How the Process of Change Can Bring Manufacturers Growth

Results matter

Just ask any olympic athlete about the importance of results .025 seconds can mean the difference between a bronze medal or none at all.

What do you do as a business when you’re not getting the results you want? What if you’re not profitable enough? What if your marketing plan is collecting dust on the shelf? What if your quality is still not as consistent as you’d like? When our businesses don’t meet our expectations it can be disappointing, or even crippling.

Why do our businesses fail to meet expectations?

Enter Aubrey Daniels, leadership guru and business strategy extraordinaire.

Our processes, businesses, and lives are perfectly designed to deliver the results that they are delivering. Both good and bad.

What does Aubrey mean by “perfectly designed”? Many business owners would say they didn’t design their companies to deliver mediocre levels of cost, quality or delivery they are now experiencing! I’m suggesting that whether you are a business owner, process manager, or engineer you are only partially responsible for the design of your business.

Your processes are designed by the collective will of your culture rather than the conscious will of any one or few members of the culture.

Culture simply is the collection of shared rituals, stories, practices and actions that its members participate in every day.

Dan Miller gave OMEP this definition as part of our “Tools for Conscious Leadership” series.

In other words, culture is reflected in the behaviors of its members and results come directly from those same behaviors. Both culture and results are outcomes, not inputs, and both are driven by behaviors.

If you want to change your company, focus on changing behaviors. You will start to move the results you are generating as well as your culture.  Here’s how I think about this process of change based on my experience with manufacturers. This thinking is influenced by the work of people smarter than me, including Aubrey Daniels’ “Bringing out the Best in People” and Mike Rother’s Toyota Kata.

The Process of Change

  1. What are the “observable and measurable” results you are looking for? Be objective, don’t use subjective or opinion based language.  Also, stay away from language of blame, fault and judgment.
    1. What results are you getting now?
    2. What results do you want to get?
    3. How big is the gap? (I’m not looking for cause or solution yet, just a statement of gap)
  2. Identify the specific, observable behaviors related to:
    1. Behaviors that lead to desired results
    2. That impede desired results
    3. That lead to undesired results
  3. Have you communicated the right, measurable, observable expectations? Have you communicated them well using a variety of methods (verbal, written, visual)?  Do you have multiple conflicting or difficult to reconcile expectations?
  4. What kinds of positive and negative consequences are influencing the desired and undesired behaviors. Not all consequences come from management; what consequences come from the peer culture or are natural from the environment?  You may not be able to control all the consequences, but it’s the sum of the consequences, both positive and negative, that drive behaviors.
  5. What kind of leadership behaviors are present (and absent) from the organization? A leader’s ability to be present, demonstrate empathy, set clear expectations, provide support and hold people accountable is crucial to how the people doing the work engage in various behaviors.

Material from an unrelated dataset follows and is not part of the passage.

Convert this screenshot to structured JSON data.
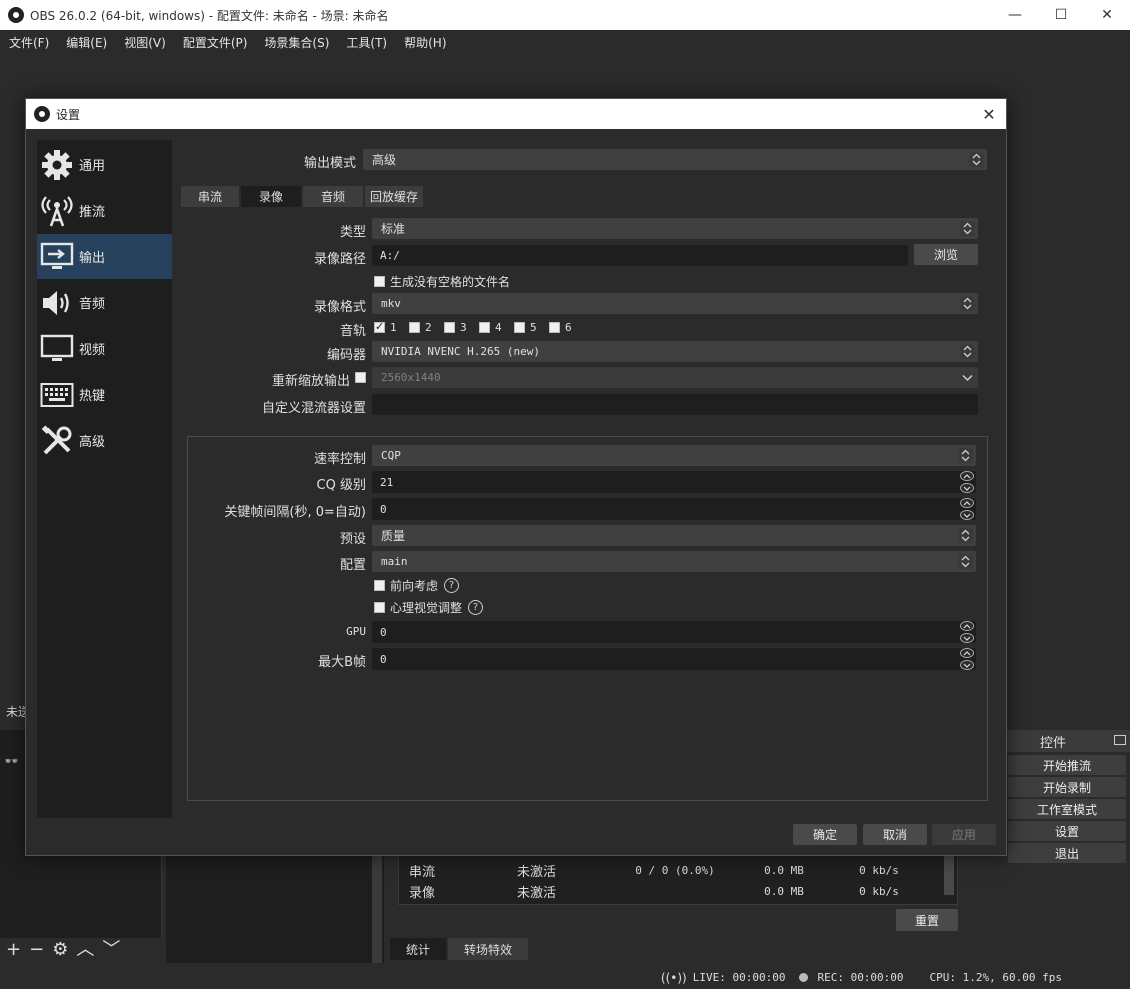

Most of the results that matter to us depend on how people engage with their work. That is, their behaviors.  We as owners, leaders, engineers, and associates need to remember that how we show up drives the results that make or break our organizations.